June 21,2021 - A new bill was introduced by the New Jersey Legislature with alarming speed and without an adequate public process.
On June 10th, Senate bill S3926 that allows offshore wind projects to be granted eminent domain for transmission lines was introduced and was referred to the Environment and Energy Committee. Within five days, the bill was already on the agenda for that Committee’s meeting on June 15th and was passed by the Committee.
Similarly, the Assembly version of that bill (A5894) was introduced on June 14th and was referred to the Appropriations Committee. Just two days later, the bill was already on the agenda for the Appropriations Committee’s meeting on June 16th and was passed.
I support New Jersey’s initiatives for renewable energy and, as a general statement, I support offshore wind projects and understand that it is a key component to reaching the ambitious goal of 100% clean energy by 2050.
However, there was no time allowed for the public to be made aware of the bill, to fully digest and understand the impact of the bill, and to provide public input.
Equally as important is the fact that the bill is essentially about eminent domain for onshore connecting transmission lines. New Jersey’s energy master plan envisions a number of offshore wind projects. These are potentially competing projects with different vendors/sponsors. There are discussions on whether these offshore projects should be connected through a single open-access backbone transmission line onshore or on an individual project basis.
Eminent domain is the power to take properties from their owners for the benefit of the public interest. However, this is not the case for this bill. Instead, the New Jersey Board of Public Utilities (“BPU”) is specifically asked for a determination that a petition for eminent domain is necessary for the construction of an individual offshore wind project. This is very different than a determination that a project is reasonably necessary for the service, convenience, or welfare of the public.
An offshore wind project may have merits and be a qualified project. However, it may not be in the public interest to allow each qualified offshore wind project to have its own transmission line connecting onshore. We and the BPU must be allowed to look at this on a holistic basis. The current wording in the bill appears to preclude the BPU from making a determination that might be in the best public interest.
Ocean City Councilman Tom Rotondi has already spoken out against the bill, saying that “This bill takes away the ability of Shore communities to protect themselves.”

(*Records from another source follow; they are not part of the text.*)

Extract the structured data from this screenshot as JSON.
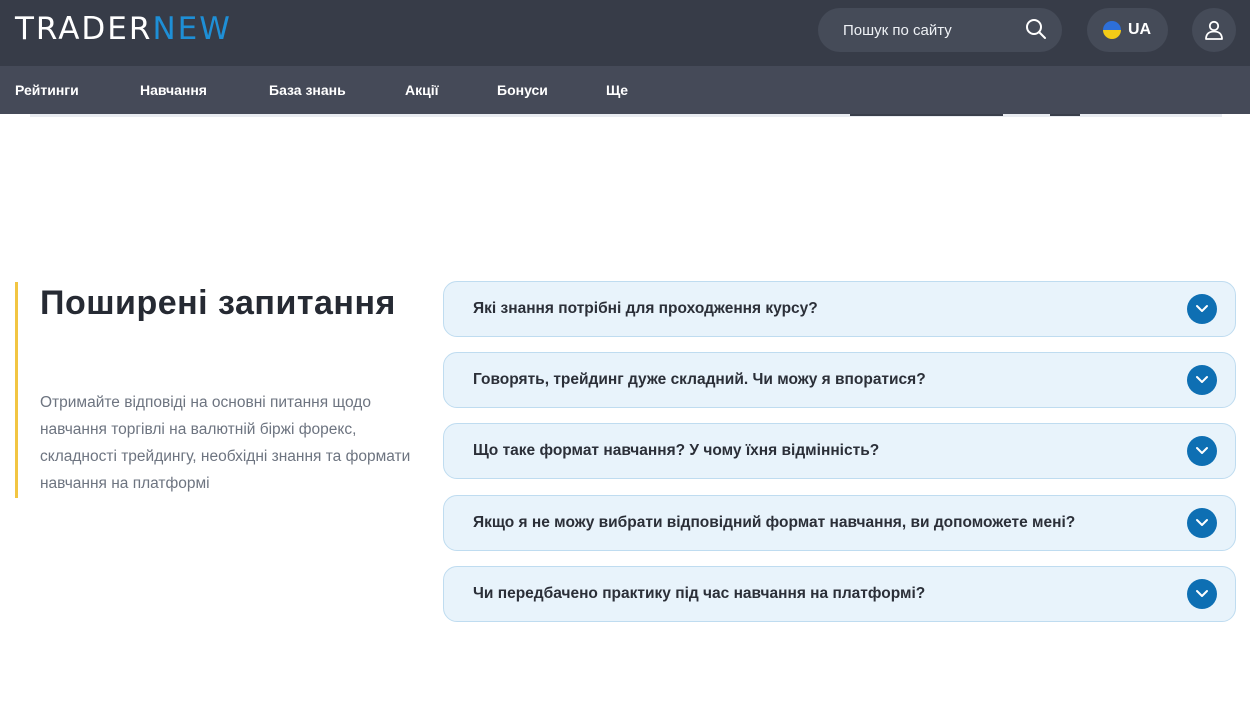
{
  "header": {
    "logo": {
      "part1": "TRADER",
      "part2": "NEW"
    },
    "search": {
      "placeholder": "Пошук по сайту"
    },
    "language": {
      "code": "UA"
    }
  },
  "nav": {
    "items": [
      {
        "label": "Рейтинги"
      },
      {
        "label": "Навчання"
      },
      {
        "label": "База знань"
      },
      {
        "label": "Акції"
      },
      {
        "label": "Бонуси"
      },
      {
        "label": "Ще"
      }
    ]
  },
  "faq": {
    "title": "Поширені запитання",
    "description": "Отримайте відповіді на основні питання щодо навчання торгівлі на валютній біржі форекс, складності трейдингу, необхідні знання та формати навчання на платформі",
    "items": [
      {
        "question": "Які знання потрібні для проходження курсу?"
      },
      {
        "question": "Говорять, трейдинг дуже складний. Чи можу я впоратися?"
      },
      {
        "question": "Що таке формат навчання? У чому їхня відмінність?"
      },
      {
        "question": "Якщо я не можу вибрати відповідний формат навчання, ви допоможете мені?"
      },
      {
        "question": "Чи передбачено практику під час навчання на платформі?"
      }
    ]
  },
  "colors": {
    "header_bg": "#373c48",
    "nav_bg": "#454a58",
    "brand_blue": "#1e8fd6",
    "accent_yellow": "#f2c542",
    "faq_bg": "#e8f3fb",
    "chevron_bg": "#0e6fb3"
  },
  "icons": {
    "search": "search-icon",
    "user": "user-icon",
    "flag": "ukraine-flag-icon",
    "expand": "chevron-down-icon"
  }
}
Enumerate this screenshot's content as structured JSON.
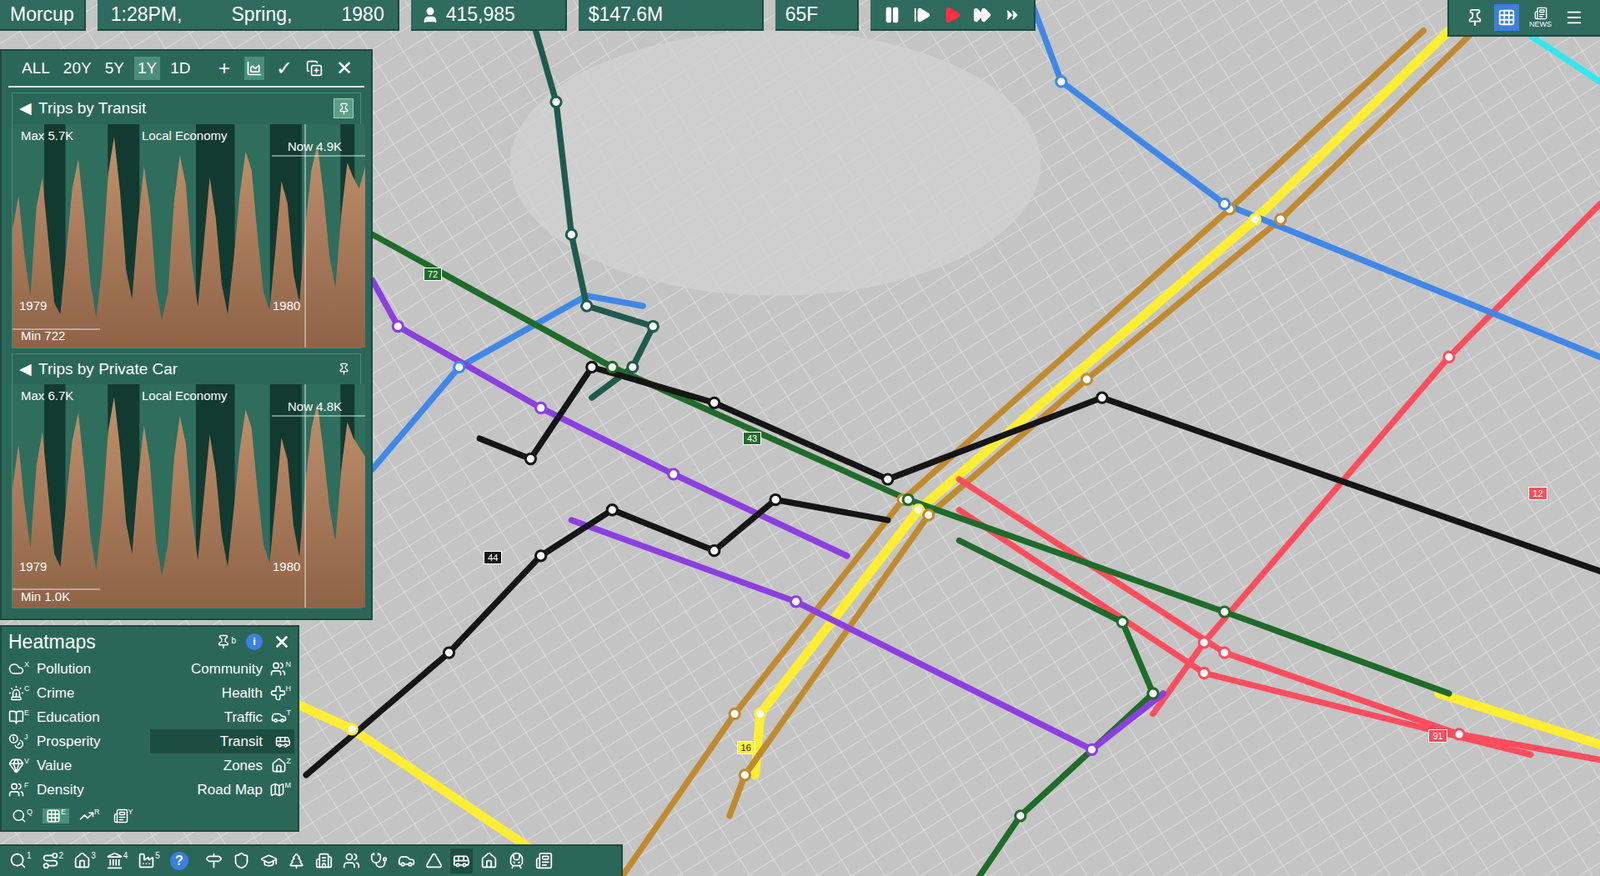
{
  "top_bar": {
    "city": "Morcup",
    "time": "1:28PM,",
    "season": "Spring,",
    "year": "1980",
    "population": "415,985",
    "money": "$147.6M",
    "temperature": "65F",
    "speeds": [
      {
        "name": "pause",
        "active": false
      },
      {
        "name": "step",
        "active": false
      },
      {
        "name": "play",
        "active": true
      },
      {
        "name": "fast",
        "active": false
      },
      {
        "name": "fastest",
        "active": false
      }
    ],
    "tools": [
      {
        "name": "pin",
        "label": "",
        "selected": false
      },
      {
        "name": "grid",
        "label": "",
        "selected": true
      },
      {
        "name": "news",
        "label": "NEWS",
        "selected": false
      },
      {
        "name": "menu",
        "label": "",
        "selected": false
      }
    ]
  },
  "chart_window": {
    "ranges": [
      {
        "label": "ALL",
        "selected": false
      },
      {
        "label": "20Y",
        "selected": false
      },
      {
        "label": "5Y",
        "selected": false
      },
      {
        "label": "1Y",
        "selected": true
      },
      {
        "label": "1D",
        "selected": false
      }
    ],
    "actions": [
      {
        "label": "+",
        "kind": "text",
        "selected": false
      },
      {
        "label": "",
        "kind": "chart",
        "selected": true
      },
      {
        "label": "✓",
        "kind": "text",
        "selected": false
      },
      {
        "label": "",
        "kind": "addchart",
        "selected": false
      },
      {
        "label": "✕",
        "kind": "text",
        "selected": false
      }
    ],
    "charts": [
      {
        "arrow": "◀",
        "title": "Trips by Transit",
        "pinned": true,
        "max": "Max  5.7K",
        "scope": "Local Economy",
        "now": "Now  4.9K",
        "min": "Min  722",
        "start": "1979",
        "end": "1980",
        "max_value": 5700,
        "values": [
          3200,
          4100,
          2500,
          1400,
          3800,
          4600,
          2900,
          1200,
          900,
          2600,
          4300,
          5100,
          3600,
          1800,
          800,
          2200,
          4700,
          5700,
          4200,
          2100,
          1300,
          3400,
          4900,
          3800,
          1600,
          722,
          1500,
          3900,
          5200,
          4400,
          2300,
          1100,
          2800,
          4600,
          3500,
          1700,
          900,
          2400,
          4100,
          5300,
          4800,
          3000,
          1500,
          1000,
          2700,
          4500,
          3900,
          2000,
          1200,
          3300,
          4800,
          5500,
          4200,
          2500,
          1600,
          3600,
          5000,
          4600,
          4300,
          4900
        ]
      },
      {
        "arrow": "◀",
        "title": "Trips by Private Car",
        "pinned": false,
        "max": "Max  6.7K",
        "scope": "Local Economy",
        "now": "Now  4.8K",
        "min": "Min  1.0K",
        "start": "1979",
        "end": "1980",
        "max_value": 6700,
        "values": [
          3800,
          5200,
          3300,
          1900,
          4500,
          5600,
          3600,
          1700,
          1300,
          3400,
          5300,
          6200,
          4400,
          2300,
          1200,
          2900,
          5600,
          6700,
          5000,
          2700,
          1700,
          4100,
          5800,
          4600,
          2100,
          1000,
          2000,
          4700,
          6100,
          5200,
          3000,
          1500,
          3500,
          5500,
          4300,
          2300,
          1300,
          3100,
          5000,
          6300,
          5700,
          3700,
          2000,
          1400,
          3400,
          5400,
          4700,
          2600,
          1600,
          4000,
          5700,
          6500,
          5000,
          3200,
          2100,
          4400,
          5900,
          5400,
          5100,
          4800
        ]
      }
    ]
  },
  "heatmaps": {
    "title": "Heatmaps",
    "pin_key": "b",
    "info": "i",
    "items": [
      {
        "label": "Pollution",
        "key": "X",
        "selected": false
      },
      {
        "label": "Community",
        "key": "N",
        "selected": false
      },
      {
        "label": "Crime",
        "key": "C",
        "selected": false
      },
      {
        "label": "Health",
        "key": "H",
        "selected": false
      },
      {
        "label": "Education",
        "key": "E",
        "selected": false
      },
      {
        "label": "Traffic",
        "key": "T",
        "selected": false
      },
      {
        "label": "Prosperity",
        "key": "J",
        "selected": false
      },
      {
        "label": "Transit",
        "key": "",
        "selected": true
      },
      {
        "label": "Value",
        "key": "V",
        "selected": false
      },
      {
        "label": "Zones",
        "key": "Z",
        "selected": false
      },
      {
        "label": "Density",
        "key": "F",
        "selected": false
      },
      {
        "label": "Road  Map",
        "key": "M",
        "selected": false
      }
    ],
    "tools": [
      {
        "key": "Q",
        "selected": false
      },
      {
        "key": "E",
        "selected": true
      },
      {
        "key": "R",
        "selected": false
      },
      {
        "key": "Y",
        "selected": false
      }
    ]
  },
  "toolbar": [
    {
      "key": "1",
      "label": "",
      "selected": false
    },
    {
      "key": "2",
      "label": "",
      "selected": false
    },
    {
      "key": "3",
      "label": "",
      "selected": false
    },
    {
      "key": "4",
      "label": "",
      "selected": false
    },
    {
      "key": "5",
      "label": "",
      "selected": false
    },
    {
      "key": "",
      "label": "?",
      "selected": false
    },
    {
      "key": "",
      "label": "",
      "selected": false
    },
    {
      "key": "",
      "label": "",
      "selected": false
    },
    {
      "key": "",
      "label": "",
      "selected": false
    },
    {
      "key": "",
      "label": "",
      "selected": false
    },
    {
      "key": "",
      "label": "",
      "selected": false
    },
    {
      "key": "",
      "label": "",
      "selected": false
    },
    {
      "key": "",
      "label": "",
      "selected": false
    },
    {
      "key": "",
      "label": "",
      "selected": false
    },
    {
      "key": "",
      "label": "",
      "selected": false
    },
    {
      "key": "",
      "label": "",
      "selected": true
    },
    {
      "key": "",
      "label": "",
      "selected": false
    },
    {
      "key": "",
      "label": "",
      "selected": false
    },
    {
      "key": "",
      "label": "",
      "selected": false
    }
  ],
  "map": {
    "routes": [
      {
        "color": "#ffee33"
      },
      {
        "color": "#c08a2e"
      },
      {
        "color": "#ff4d5e"
      },
      {
        "color": "#3f87e8"
      },
      {
        "color": "#1f5a4d"
      },
      {
        "color": "#1f6b2a"
      },
      {
        "color": "#8c3fe0"
      },
      {
        "color": "#151515"
      },
      {
        "color": "#33e6ee"
      }
    ],
    "labels": [
      {
        "text": "72",
        "color": "#1f6b2a"
      },
      {
        "text": "43",
        "color": "#1f6b2a"
      },
      {
        "text": "44",
        "color": "#151515"
      },
      {
        "text": "12",
        "color": "#ff4d5e"
      },
      {
        "text": "16",
        "color": "#ffee33"
      },
      {
        "text": "91",
        "color": "#ff4d5e"
      }
    ]
  }
}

I urge residents to contact their New Jersey State Senate and Assembly representatives to vote NO to these two bills (S3295 and A5894).
Kin Gee, President CHARGE – Consumers Helping Affect Regulation of Gas & Electric